According to Wolfgang Münchau (FT December 4) Angela Merkel and Nicolas Sarkozy are as far apart as they ever were.
“Contrary to what is being reported, Ms. Merkel is not proposing a fiscal union. She is proposing and austerity club, a stability pact on steroids. The goal is to enforce life-long austerity, with balanced budget rules enshrined in every national constitution. She also proposes automatic sanctions with a judicially administered regime of compliance.”
“Mr. Sarkozy … while rejecting Ms Merkel obsession with austerity, … is not interested in a genuine fiscal union either. He is open to a eurozone bond and to the European Central Bank having the role of lender-of-last resort. I would surmise that this is because France would stand to benefit from both.”

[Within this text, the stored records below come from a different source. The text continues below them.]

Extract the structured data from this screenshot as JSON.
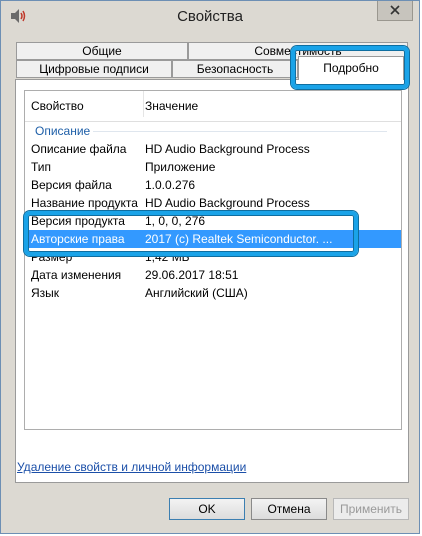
{
  "window": {
    "title": "Свойства"
  },
  "tabs": {
    "row1": [
      "Общие",
      "Совместимость"
    ],
    "row2": [
      "Цифровые подписи",
      "Безопасность",
      "Подробно"
    ]
  },
  "list": {
    "headers": {
      "property": "Свойство",
      "value": "Значение"
    },
    "group": "Описание",
    "rows": [
      {
        "property": "Описание файла",
        "value": "HD Audio Background Process"
      },
      {
        "property": "Тип",
        "value": "Приложение"
      },
      {
        "property": "Версия файла",
        "value": "1.0.0.276"
      },
      {
        "property": "Название продукта",
        "value": "HD Audio Background Process"
      },
      {
        "property": "Версия продукта",
        "value": "1, 0, 0, 276"
      },
      {
        "property": "Авторские права",
        "value": "2017 (c) Realtek Semiconductor. ..."
      },
      {
        "property": "Размер",
        "value": "1,42 МБ"
      },
      {
        "property": "Дата изменения",
        "value": "29.06.2017 18:51"
      },
      {
        "property": "Язык",
        "value": "Английский (США)"
      }
    ]
  },
  "link": "Удаление свойств и личной информации",
  "buttons": {
    "ok": "OK",
    "cancel": "Отмена",
    "apply": "Применить"
  },
  "colors": {
    "highlight": "#1aa3e8",
    "selection": "#3399ff",
    "group": "#1e5fa8",
    "link": "#1b4fa8"
  }
}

While European leaders “understand the technical and legal issues well … I doubt they have ever understood the economic and financial dynamics behind the crisis. Their narrative, which reduces the crisis to a failure of fiscal discipline, is probably the reason why all their crisis resolution efforts have failed so far.”
The point is well taken. But I suspect that the French and German governments stick to the “failure of fiscal discipline” theory because (a) the fundamental interests of France and Germany are conflicting, and (b) because, contrary to what Münchau believes, a correct diagnosis of the cause of the current euro crisis would point to the fundamental responsibility of the euro system itself: a non OCA (non Optimal currency area) which is also a non “ Optimal State area”, thus precluding any serious move towards a federal state, American way.
In my view, Ms. Merkel and Mr. Sarkozy are jockeying for position to avoid bearing the responsibility of a euro break up and try to gain some more time to persuade their public opinions that they did try everything to “save” the euro, so that when it finally breaks up none of them will have to take the blame.